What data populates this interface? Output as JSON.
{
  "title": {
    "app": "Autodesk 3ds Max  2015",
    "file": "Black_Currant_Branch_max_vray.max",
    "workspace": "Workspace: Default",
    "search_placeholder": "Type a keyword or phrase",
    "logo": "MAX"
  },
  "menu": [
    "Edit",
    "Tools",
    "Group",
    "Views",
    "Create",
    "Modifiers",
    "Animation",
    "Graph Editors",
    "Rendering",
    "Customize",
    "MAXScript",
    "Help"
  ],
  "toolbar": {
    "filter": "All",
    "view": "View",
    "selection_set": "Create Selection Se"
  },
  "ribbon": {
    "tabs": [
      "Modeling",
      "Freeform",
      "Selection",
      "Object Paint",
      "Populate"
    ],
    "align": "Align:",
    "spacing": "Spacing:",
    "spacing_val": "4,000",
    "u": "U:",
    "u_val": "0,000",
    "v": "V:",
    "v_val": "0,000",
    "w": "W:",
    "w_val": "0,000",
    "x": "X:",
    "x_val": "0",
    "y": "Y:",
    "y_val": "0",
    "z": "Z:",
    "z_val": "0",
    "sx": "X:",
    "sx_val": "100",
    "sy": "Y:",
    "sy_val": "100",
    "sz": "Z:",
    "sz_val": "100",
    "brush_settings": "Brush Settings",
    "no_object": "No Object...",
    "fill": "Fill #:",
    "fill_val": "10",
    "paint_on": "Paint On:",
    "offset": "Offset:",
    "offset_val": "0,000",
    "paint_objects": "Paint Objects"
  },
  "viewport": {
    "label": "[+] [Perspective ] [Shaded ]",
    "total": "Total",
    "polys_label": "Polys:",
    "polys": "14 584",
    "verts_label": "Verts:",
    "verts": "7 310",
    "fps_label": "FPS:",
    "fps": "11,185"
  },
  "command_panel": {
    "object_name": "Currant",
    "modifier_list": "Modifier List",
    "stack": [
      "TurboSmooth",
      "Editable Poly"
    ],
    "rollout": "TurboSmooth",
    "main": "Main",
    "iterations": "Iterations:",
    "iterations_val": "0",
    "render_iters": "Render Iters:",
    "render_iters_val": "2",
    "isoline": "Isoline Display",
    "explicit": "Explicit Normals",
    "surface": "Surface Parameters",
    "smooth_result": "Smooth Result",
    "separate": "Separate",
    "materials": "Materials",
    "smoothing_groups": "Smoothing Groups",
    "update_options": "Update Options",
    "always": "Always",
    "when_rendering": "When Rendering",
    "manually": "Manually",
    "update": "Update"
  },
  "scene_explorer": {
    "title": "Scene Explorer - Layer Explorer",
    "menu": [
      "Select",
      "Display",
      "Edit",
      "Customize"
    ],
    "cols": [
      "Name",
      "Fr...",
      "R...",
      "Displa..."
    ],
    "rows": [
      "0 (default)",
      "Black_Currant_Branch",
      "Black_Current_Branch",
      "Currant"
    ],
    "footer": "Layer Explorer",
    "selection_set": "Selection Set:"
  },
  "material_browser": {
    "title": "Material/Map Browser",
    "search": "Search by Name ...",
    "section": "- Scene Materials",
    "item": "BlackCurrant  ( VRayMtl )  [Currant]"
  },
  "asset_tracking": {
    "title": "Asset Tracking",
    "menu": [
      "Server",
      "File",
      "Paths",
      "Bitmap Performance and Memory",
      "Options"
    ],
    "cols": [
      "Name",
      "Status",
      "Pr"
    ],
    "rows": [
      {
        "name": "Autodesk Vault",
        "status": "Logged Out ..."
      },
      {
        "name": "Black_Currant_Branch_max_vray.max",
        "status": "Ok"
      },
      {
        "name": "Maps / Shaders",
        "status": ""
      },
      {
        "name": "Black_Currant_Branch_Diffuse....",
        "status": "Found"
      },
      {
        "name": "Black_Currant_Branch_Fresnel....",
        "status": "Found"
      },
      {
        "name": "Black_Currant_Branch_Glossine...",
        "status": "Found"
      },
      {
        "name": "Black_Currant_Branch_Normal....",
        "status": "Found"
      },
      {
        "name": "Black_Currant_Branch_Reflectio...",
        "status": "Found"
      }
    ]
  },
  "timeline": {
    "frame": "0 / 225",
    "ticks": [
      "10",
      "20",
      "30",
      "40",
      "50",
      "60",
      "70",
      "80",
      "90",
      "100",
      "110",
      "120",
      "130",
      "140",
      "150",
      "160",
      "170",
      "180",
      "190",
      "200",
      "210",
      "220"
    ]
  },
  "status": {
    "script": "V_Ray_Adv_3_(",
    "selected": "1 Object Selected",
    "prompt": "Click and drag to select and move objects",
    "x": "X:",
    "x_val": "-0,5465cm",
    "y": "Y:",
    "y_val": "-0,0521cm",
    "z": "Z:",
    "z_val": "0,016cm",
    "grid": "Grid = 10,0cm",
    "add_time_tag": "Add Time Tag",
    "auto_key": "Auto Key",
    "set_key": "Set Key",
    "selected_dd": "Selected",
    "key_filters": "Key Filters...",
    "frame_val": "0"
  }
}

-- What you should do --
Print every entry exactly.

-- Expected answer --
What data populates this interface? Output as JSON.
{
  "title": {
    "app": "Autodesk 3ds Max  2015",
    "file": "Black_Currant_Branch_max_vray.max",
    "workspace": "Workspace: Default",
    "search_placeholder": "Type a keyword or phrase",
    "logo": "MAX"
  },
  "menu": [
    "Edit",
    "Tools",
    "Group",
    "Views",
    "Create",
    "Modifiers",
    "Animation",
    "Graph Editors",
    "Rendering",
    "Customize",
    "MAXScript",
    "Help"
  ],
  "toolbar": {
    "filter": "All",
    "view": "View",
    "selection_set": "Create Selection Se"
  },
  "ribbon": {
    "tabs": [
      "Modeling",
      "Freeform",
      "Selection",
      "Object Paint",
      "Populate"
    ],
    "align": "Align:",
    "spacing": "Spacing:",
    "spacing_val": "4,000",
    "u": "U:",
    "u_val": "0,000",
    "v": "V:",
    "v_val": "0,000",
    "w": "W:",
    "w_val": "0,000",
    "x": "X:",
    "x_val": "0",
    "y": "Y:",
    "y_val": "0",
    "z": "Z:",
    "z_val": "0",
    "sx": "X:",
    "sx_val": "100",
    "sy": "Y:",
    "sy_val": "100",
    "sz": "Z:",
    "sz_val": "100",
    "brush_settings": "Brush Settings",
    "no_object": "No Object...",
    "fill": "Fill #:",
    "fill_val": "10",
    "paint_on": "Paint On:",
    "offset": "Offset:",
    "offset_val": "0,000",
    "paint_objects": "Paint Objects"
  },
  "viewport": {
    "label": "[+] [Perspective ] [Shaded ]",
    "total": "Total",
    "polys_label": "Polys:",
    "polys": "14 584",
    "verts_label": "Verts:",
    "verts": "7 310",
    "fps_label": "FPS:",
    "fps": "11,185"
  },
  "command_panel": {
    "object_name": "Currant",
    "modifier_list": "Modifier List",
    "stack": [
      "TurboSmooth",
      "Editable Poly"
    ],
    "rollout": "TurboSmooth",
    "main": "Main",
    "iterations": "Iterations:",
    "iterations_val": "0",
    "render_iters": "Render Iters:",
    "render_iters_val": "2",
    "isoline": "Isoline Display",
    "explicit": "Explicit Normals",
    "surface": "Surface Parameters",
    "smooth_result": "Smooth Result",
    "separate": "Separate",
    "materials": "Materials",
    "smoothing_groups": "Smoothing Groups",
    "update_options": "Update Options",
    "always": "Always",
    "when_rendering": "When Rendering",
    "manually": "Manually",
    "update": "Update"
  },
  "scene_explorer": {
    "title": "Scene Explorer - Layer Explorer",
    "menu": [
      "Select",
      "Display",
      "Edit",
      "Customize"
    ],
    "cols": [
      "Name",
      "Fr...",
      "R...",
      "Displa..."
    ],
    "rows": [
      "0 (default)",
      "Black_Currant_Branch",
      "Black_Current_Branch",
      "Currant"
    ],
    "footer": "Layer Explorer",
    "selection_set": "Selection Set:"
  },
  "material_browser": {
    "title": "Material/Map Browser",
    "search": "Search by Name ...",
    "section": "- Scene Materials",
    "item": "BlackCurrant  ( VRayMtl )  [Currant]"
  },
  "asset_tracking": {
    "title": "Asset Tracking",
    "menu": [
      "Server",
      "File",
      "Paths",
      "Bitmap Performance and Memory",
      "Options"
    ],
    "cols": [
      "Name",
      "Status",
      "Pr"
    ],
    "rows": [
      {
        "name": "Autodesk Vault",
        "status": "Logged Out ..."
      },
      {
        "name": "Black_Currant_Branch_max_vray.max",
        "status": "Ok"
      },
      {
        "name": "Maps / Shaders",
        "status": ""
      },
      {
        "name": "Black_Currant_Branch_Diffuse....",
        "status": "Found"
      },
      {
        "name": "Black_Currant_Branch_Fresnel....",
        "status": "Found"
      },
      {
        "name": "Black_Currant_Branch_Glossine...",
        "status": "Found"
      },
      {
        "name": "Black_Currant_Branch_Normal....",
        "status": "Found"
      },
      {
        "name": "Black_Currant_Branch_Reflectio...",
        "status": "Found"
      }
    ]
  },
  "timeline": {
    "frame": "0 / 225",
    "ticks": [
      "10",
      "20",
      "30",
      "40",
      "50",
      "60",
      "70",
      "80",
      "90",
      "100",
      "110",
      "120",
      "130",
      "140",
      "150",
      "160",
      "170",
      "180",
      "190",
      "200",
      "210",
      "220"
    ]
  },
  "status": {
    "script": "V_Ray_Adv_3_(",
    "selected": "1 Object Selected",
    "prompt": "Click and drag to select and move objects",
    "x": "X:",
    "x_val": "-0,5465cm",
    "y": "Y:",
    "y_val": "-0,0521cm",
    "z": "Z:",
    "z_val": "0,016cm",
    "grid": "Grid = 10,0cm",
    "add_time_tag": "Add Time Tag",
    "auto_key": "Auto Key",
    "set_key": "Set Key",
    "selected_dd": "Selected",
    "key_filters": "Key Filters...",
    "frame_val": "0"
  }
}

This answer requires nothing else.